- Opening Delimiter -

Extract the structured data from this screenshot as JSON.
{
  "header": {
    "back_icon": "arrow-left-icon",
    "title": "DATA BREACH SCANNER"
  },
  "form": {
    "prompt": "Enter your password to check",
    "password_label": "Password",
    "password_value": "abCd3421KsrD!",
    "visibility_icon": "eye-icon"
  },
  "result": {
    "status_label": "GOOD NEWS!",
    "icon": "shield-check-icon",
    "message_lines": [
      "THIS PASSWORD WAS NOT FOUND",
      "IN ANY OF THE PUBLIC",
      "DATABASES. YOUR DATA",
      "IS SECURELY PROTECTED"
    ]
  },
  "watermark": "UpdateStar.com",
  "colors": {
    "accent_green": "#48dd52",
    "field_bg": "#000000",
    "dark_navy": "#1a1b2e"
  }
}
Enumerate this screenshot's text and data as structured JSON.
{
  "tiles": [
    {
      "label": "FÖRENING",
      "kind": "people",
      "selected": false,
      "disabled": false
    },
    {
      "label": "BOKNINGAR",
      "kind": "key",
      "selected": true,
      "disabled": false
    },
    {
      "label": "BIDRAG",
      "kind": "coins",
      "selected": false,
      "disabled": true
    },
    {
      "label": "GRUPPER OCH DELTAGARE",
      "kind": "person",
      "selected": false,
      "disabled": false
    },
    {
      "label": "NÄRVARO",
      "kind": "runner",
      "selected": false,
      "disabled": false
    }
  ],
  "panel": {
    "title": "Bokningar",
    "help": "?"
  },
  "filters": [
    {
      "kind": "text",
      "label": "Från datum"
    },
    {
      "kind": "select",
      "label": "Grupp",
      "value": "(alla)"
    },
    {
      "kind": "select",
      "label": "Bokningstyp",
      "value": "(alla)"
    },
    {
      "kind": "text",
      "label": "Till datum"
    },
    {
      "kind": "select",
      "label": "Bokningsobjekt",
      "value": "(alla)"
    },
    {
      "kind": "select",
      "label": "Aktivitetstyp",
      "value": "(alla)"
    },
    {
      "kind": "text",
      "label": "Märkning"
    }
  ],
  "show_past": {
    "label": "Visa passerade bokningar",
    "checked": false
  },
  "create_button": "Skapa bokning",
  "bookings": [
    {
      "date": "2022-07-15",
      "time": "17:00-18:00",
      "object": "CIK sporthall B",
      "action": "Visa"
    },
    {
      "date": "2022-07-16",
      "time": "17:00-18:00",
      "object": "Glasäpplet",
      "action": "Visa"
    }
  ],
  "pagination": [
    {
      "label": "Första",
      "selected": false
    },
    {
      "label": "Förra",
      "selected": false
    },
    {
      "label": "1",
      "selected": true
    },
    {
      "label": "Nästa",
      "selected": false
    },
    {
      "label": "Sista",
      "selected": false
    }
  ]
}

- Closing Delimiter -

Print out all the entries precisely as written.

◆ **Final answer**:
Extract the structured data from this screenshot as JSON.
{
  "header": {
    "back_icon": "arrow-left-icon",
    "title": "DATA BREACH SCANNER"
  },
  "form": {
    "prompt": "Enter your password to check",
    "password_label": "Password",
    "password_value": "abCd3421KsrD!",
    "visibility_icon": "eye-icon"
  },
  "result": {
    "status_label": "GOOD NEWS!",
    "icon": "shield-check-icon",
    "message_lines": [
      "THIS PASSWORD WAS NOT FOUND",
      "IN ANY OF THE PUBLIC",
      "DATABASES. YOUR DATA",
      "IS SECURELY PROTECTED"
    ]
  },
  "watermark": "UpdateStar.com",
  "colors": {
    "accent_green": "#48dd52",
    "field_bg": "#000000",
    "dark_navy": "#1a1b2e"
  }
}
Enumerate this screenshot's text and data as structured JSON.
{
  "tiles": [
    {
      "label": "FÖRENING",
      "kind": "people",
      "selected": false,
      "disabled": false
    },
    {
      "label": "BOKNINGAR",
      "kind": "key",
      "selected": true,
      "disabled": false
    },
    {
      "label": "BIDRAG",
      "kind": "coins",
      "selected": false,
      "disabled": true
    },
    {
      "label": "GRUPPER OCH DELTAGARE",
      "kind": "person",
      "selected": false,
      "disabled": false
    },
    {
      "label": "NÄRVARO",
      "kind": "runner",
      "selected": false,
      "disabled": false
    }
  ],
  "panel": {
    "title": "Bokningar",
    "help": "?"
  },
  "filters": [
    {
      "kind": "text",
      "label": "Från datum"
    },
    {
      "kind": "select",
      "label": "Grupp",
      "value": "(alla)"
    },
    {
      "kind": "select",
      "label": "Bokningstyp",
      "value": "(alla)"
    },
    {
      "kind": "text",
      "label": "Till datum"
    },
    {
      "kind": "select",
      "label": "Bokningsobjekt",
      "value": "(alla)"
    },
    {
      "kind": "select",
      "label": "Aktivitetstyp",
      "value": "(alla)"
    },
    {
      "kind": "text",
      "label": "Märkning"
    }
  ],
  "show_past": {
    "label": "Visa passerade bokningar",
    "checked": false
  },
  "create_button": "Skapa bokning",
  "bookings": [
    {
      "date": "2022-07-15",
      "time": "17:00-18:00",
      "object": "CIK sporthall B",
      "action": "Visa"
    },
    {
      "date": "2022-07-16",
      "time": "17:00-18:00",
      "object": "Glasäpplet",
      "action": "Visa"
    }
  ],
  "pagination": [
    {
      "label": "Första",
      "selected": false
    },
    {
      "label": "Förra",
      "selected": false
    },
    {
      "label": "1",
      "selected": true
    },
    {
      "label": "Nästa",
      "selected": false
    },
    {
      "label": "Sista",
      "selected": false
    }
  ]
}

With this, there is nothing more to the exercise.